* _WORK REQUIRED_: Please give back each line below unchanged; none of the pictures should appear.

[Interface dataset entries]
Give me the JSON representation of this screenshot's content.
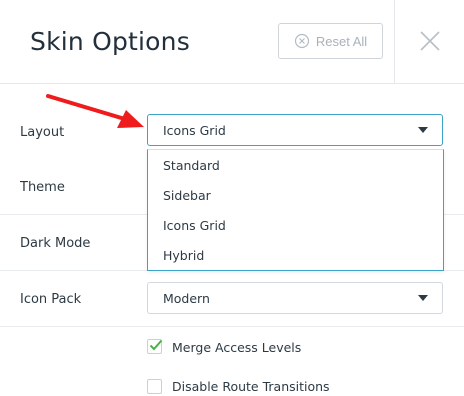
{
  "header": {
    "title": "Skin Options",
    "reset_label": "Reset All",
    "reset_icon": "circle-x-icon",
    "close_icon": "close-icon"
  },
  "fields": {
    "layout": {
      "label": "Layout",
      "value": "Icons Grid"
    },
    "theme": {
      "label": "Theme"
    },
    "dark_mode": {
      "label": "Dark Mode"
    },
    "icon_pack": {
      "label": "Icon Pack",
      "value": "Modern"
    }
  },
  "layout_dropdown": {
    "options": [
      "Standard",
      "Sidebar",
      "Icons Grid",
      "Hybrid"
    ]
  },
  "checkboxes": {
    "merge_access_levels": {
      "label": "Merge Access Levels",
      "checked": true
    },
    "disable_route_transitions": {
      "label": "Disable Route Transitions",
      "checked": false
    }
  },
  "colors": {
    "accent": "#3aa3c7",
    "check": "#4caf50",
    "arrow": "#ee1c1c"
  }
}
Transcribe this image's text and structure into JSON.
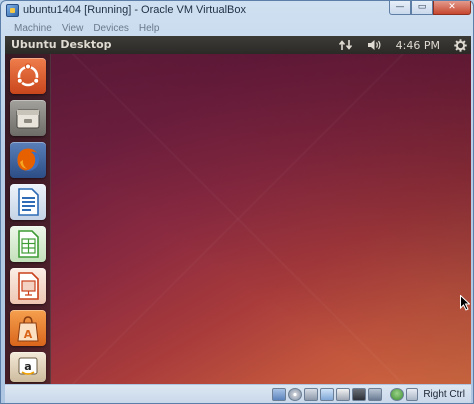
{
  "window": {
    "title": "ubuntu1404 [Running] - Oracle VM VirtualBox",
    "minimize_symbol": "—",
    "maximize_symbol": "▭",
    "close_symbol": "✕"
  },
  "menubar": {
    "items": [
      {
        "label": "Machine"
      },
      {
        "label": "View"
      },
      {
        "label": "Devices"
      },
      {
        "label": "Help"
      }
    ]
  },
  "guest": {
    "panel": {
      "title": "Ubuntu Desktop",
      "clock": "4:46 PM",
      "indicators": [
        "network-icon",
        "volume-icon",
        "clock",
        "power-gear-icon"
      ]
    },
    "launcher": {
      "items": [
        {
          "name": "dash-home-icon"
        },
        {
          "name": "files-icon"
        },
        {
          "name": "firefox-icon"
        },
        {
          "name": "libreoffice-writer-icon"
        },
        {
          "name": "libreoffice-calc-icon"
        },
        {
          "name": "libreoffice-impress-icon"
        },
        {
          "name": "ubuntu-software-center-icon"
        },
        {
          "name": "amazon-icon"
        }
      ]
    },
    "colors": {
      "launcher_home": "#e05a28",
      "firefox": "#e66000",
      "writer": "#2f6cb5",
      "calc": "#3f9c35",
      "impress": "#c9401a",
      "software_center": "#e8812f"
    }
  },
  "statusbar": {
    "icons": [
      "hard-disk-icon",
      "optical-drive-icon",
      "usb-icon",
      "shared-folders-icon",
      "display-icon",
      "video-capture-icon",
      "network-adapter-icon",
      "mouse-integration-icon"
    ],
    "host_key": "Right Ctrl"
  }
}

* _EXERCISE SOLUTION_:
Give me the JSON representation of this screenshot's content.
{
  "header": {
    "title": "Skin Options",
    "reset_label": "Reset All",
    "reset_icon": "circle-x-icon",
    "close_icon": "close-icon"
  },
  "fields": {
    "layout": {
      "label": "Layout",
      "value": "Icons Grid"
    },
    "theme": {
      "label": "Theme"
    },
    "dark_mode": {
      "label": "Dark Mode"
    },
    "icon_pack": {
      "label": "Icon Pack",
      "value": "Modern"
    }
  },
  "layout_dropdown": {
    "options": [
      "Standard",
      "Sidebar",
      "Icons Grid",
      "Hybrid"
    ]
  },
  "checkboxes": {
    "merge_access_levels": {
      "label": "Merge Access Levels",
      "checked": true
    },
    "disable_route_transitions": {
      "label": "Disable Route Transitions",
      "checked": false
    }
  },
  "colors": {
    "accent": "#3aa3c7",
    "check": "#4caf50",
    "arrow": "#ee1c1c"
  }
}
Transcribe this image's text and structure into JSON.
{
  "window": {
    "title": "ubuntu1404 [Running] - Oracle VM VirtualBox",
    "minimize_symbol": "—",
    "maximize_symbol": "▭",
    "close_symbol": "✕"
  },
  "menubar": {
    "items": [
      {
        "label": "Machine"
      },
      {
        "label": "View"
      },
      {
        "label": "Devices"
      },
      {
        "label": "Help"
      }
    ]
  },
  "guest": {
    "panel": {
      "title": "Ubuntu Desktop",
      "clock": "4:46 PM",
      "indicators": [
        "network-icon",
        "volume-icon",
        "clock",
        "power-gear-icon"
      ]
    },
    "launcher": {
      "items": [
        {
          "name": "dash-home-icon"
        },
        {
          "name": "files-icon"
        },
        {
          "name": "firefox-icon"
        },
        {
          "name": "libreoffice-writer-icon"
        },
        {
          "name": "libreoffice-calc-icon"
        },
        {
          "name": "libreoffice-impress-icon"
        },
        {
          "name": "ubuntu-software-center-icon"
        },
        {
          "name": "amazon-icon"
        }
      ]
    },
    "colors": {
      "launcher_home": "#e05a28",
      "firefox": "#e66000",
      "writer": "#2f6cb5",
      "calc": "#3f9c35",
      "impress": "#c9401a",
      "software_center": "#e8812f"
    }
  },
  "statusbar": {
    "icons": [
      "hard-disk-icon",
      "optical-drive-icon",
      "usb-icon",
      "shared-folders-icon",
      "display-icon",
      "video-capture-icon",
      "network-adapter-icon",
      "mouse-integration-icon"
    ],
    "host_key": "Right Ctrl"
  }
}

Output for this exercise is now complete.